After undergoing elbow ligament reconstruction surgery (Tommy John surgery) in June last year, Ryu Hyun-jin (36, Toronto) has successfully completed more than a year of long-term rehabilitation to save his career. His performance since his return says it all. He’s proved that he can still be a competitive pitcher in the major leagues.
His other metrics are excellent, but the most intuitive is his ERA. In his first five starts since returning, Ryu has gone 3-1 with a 2.25 ERA in 24 innings pitched. “It doesn’t feel like my arm for a couple of years,” he said after his elbow surgery. It doesn’t feel the same, and some athletes never fully find the same sensations and adapt to the new ones. It definitely takes time.
Nevertheless, Ryu has been cruising through both the tension and the stress. I thought the first three to five games would be a rough patch, where everything would still be awkward, but he couldn’t have done better. His innings pitched are a little off, but he’s still got two or three games left in him where he can go another inning. I was disappointed in the sudden injuries and errors. The Toronto bench tended to take it easy.
Outside of his first game back, against Baltimore on the 2nd (5 innings, 4 runs), he’s actually been near perfect. From Aug. 8 against Cleveland to Aug. 21 against Cincinnati, he went 14 innings in three games without allowing a single earned run. He allowed less than one hit per inning. This raised hopes locally that Ryu could challenge the franchise record. This is the streak of consecutive games without allowing an earned run.
Ryu’s streak of three consecutive games without giving up an earned run is something that hasn’t happened before in his illustrious career. This was the second time in his career. The first came in 2019, the greatest season of his career. As a member of the Dodgers, Ryu pitched three consecutive perfect games, starting with a nine-inning shutout against Atlanta on May 8, 2019, followed by an eight-inning no-hitter against Washington on May 13, 2019, and a seven-inning no-hitter against Cincinnati on May 20, 2019.

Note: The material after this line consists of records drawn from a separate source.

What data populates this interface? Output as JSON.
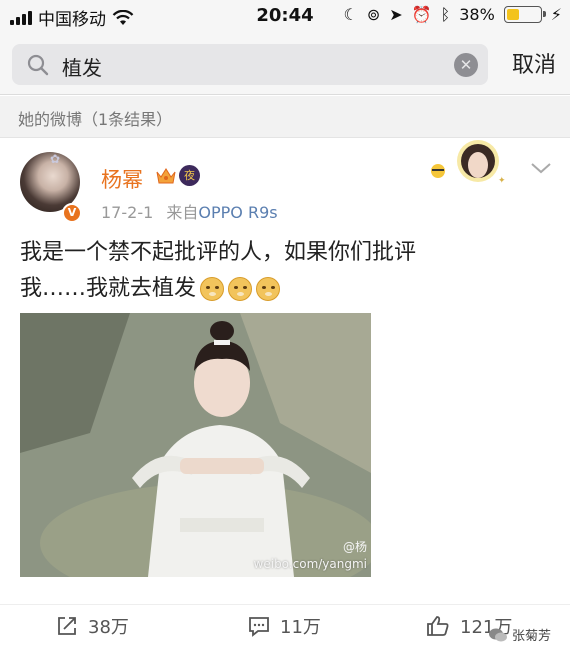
{
  "status_bar": {
    "carrier": "中国移动",
    "time": "20:44",
    "battery_percent": "38%",
    "battery_level": 0.38
  },
  "search": {
    "query": "植发",
    "cancel_label": "取消"
  },
  "section": {
    "label": "她的微博（1条结果）"
  },
  "post": {
    "username": "杨幂",
    "night_badge": "夜",
    "verified_badge": "V",
    "date": "17-2-1",
    "source_prefix": "来自",
    "source": "OPPO R9s",
    "text_line1": "我是一个禁不起批评的人，如果你们批评",
    "text_line2": "我……我就去植发",
    "image_watermark_top": "@杨",
    "image_watermark_url": "weibo.com/yangmi",
    "actions": {
      "repost_count": "38万",
      "comment_count": "11万",
      "like_count": "121万"
    }
  },
  "wechat_watermark": "张菊芳"
}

Toronto’s franchise record (excluding opener appearances) came in 1997. Pat Hentgen, the team’s ace at the time, had a four-game scoreless streak from May 5-21, 1997. Hentgen went 15-10 with a 3.68 ERA in 264 innings pitched in 35 games in 1997 and was named an All-Star. Hentgen is a household name, having won 107 games in 10 seasons in a Toronto uniform, including 20 in 1996.
However, Ryu’s bid for the franchise record came to an unfortunate end in the first inning. With the bases loaded, he gave up a two-seam fastball to Jose Ramirez for a solo home run to left center. It was a no-doubt pitch, and there was no way Ramirez, who had already hit a home run against Ryu, was going to miss it. The moment he was hit, Ryu seemed to realize it was a home run and “coolly” accepted his mistake. It was his first run in 15 innings.
But he pitched very well on this day. Despite giving up two solo home runs, the fifth inning home run to Freeman was a curveball, and you have to give Freeman credit for that. Two back-to-back infield errors in the sixth inning were disappointing, even though the pitch count and content of the pitches were good enough for a “six innings, two runs” performance. The local broadcasters continued to praise Ryu’s pitching.
Dan Shulman, a broadcaster for Sportsnet, the Canadian sports network and host broadcaster in Toronto, said after Ryu gave up a home run to Ramirez in the first inning on Sunday in Cleveland, “It’s going to be in the papers. Ryu Hyun-jin, who hadn’t given up (an earned run) in the last three games, gave up an earned run. Cleveland is not the type of team to hit home runs, but they’ve been hitting home runs in the last game,” he quipped. It was the first earned run in four games and the first in 25 days, dating back to April 2 against Baltimore.먹튀검증
As for Ramirez’s home run, which was a bit of a weakness against lefties in a right-handed lineup, “All the numbers were meaningless (in the current split). Ryu’s pitch was in the zone, and Ramirez hit a tomahawk. It went nearly 400 feet.” “It wasn’t an efficient pitch considering Ryu’s career. He’s a guy who can put the ball in the zone more. I didn’t get it in the zone. I could feel it was a home run the moment I hit it,” he said, adding that he was surprised by Ryu’s mistake. That’s not the kind of pitcher he is.
Regardless, Ryu successfully closed out the game, earning the win and his third win of the season. Commentator Buck Martinez said, “The changeup was great. Curve, changeup, four-seam all in the same delivery. It’s very natural and very controlled.” “He’s our fifth starter, and he’s been very consistent for a fifth starter. He can throw all of his pitches for strikes and he has a lot of different pitches.”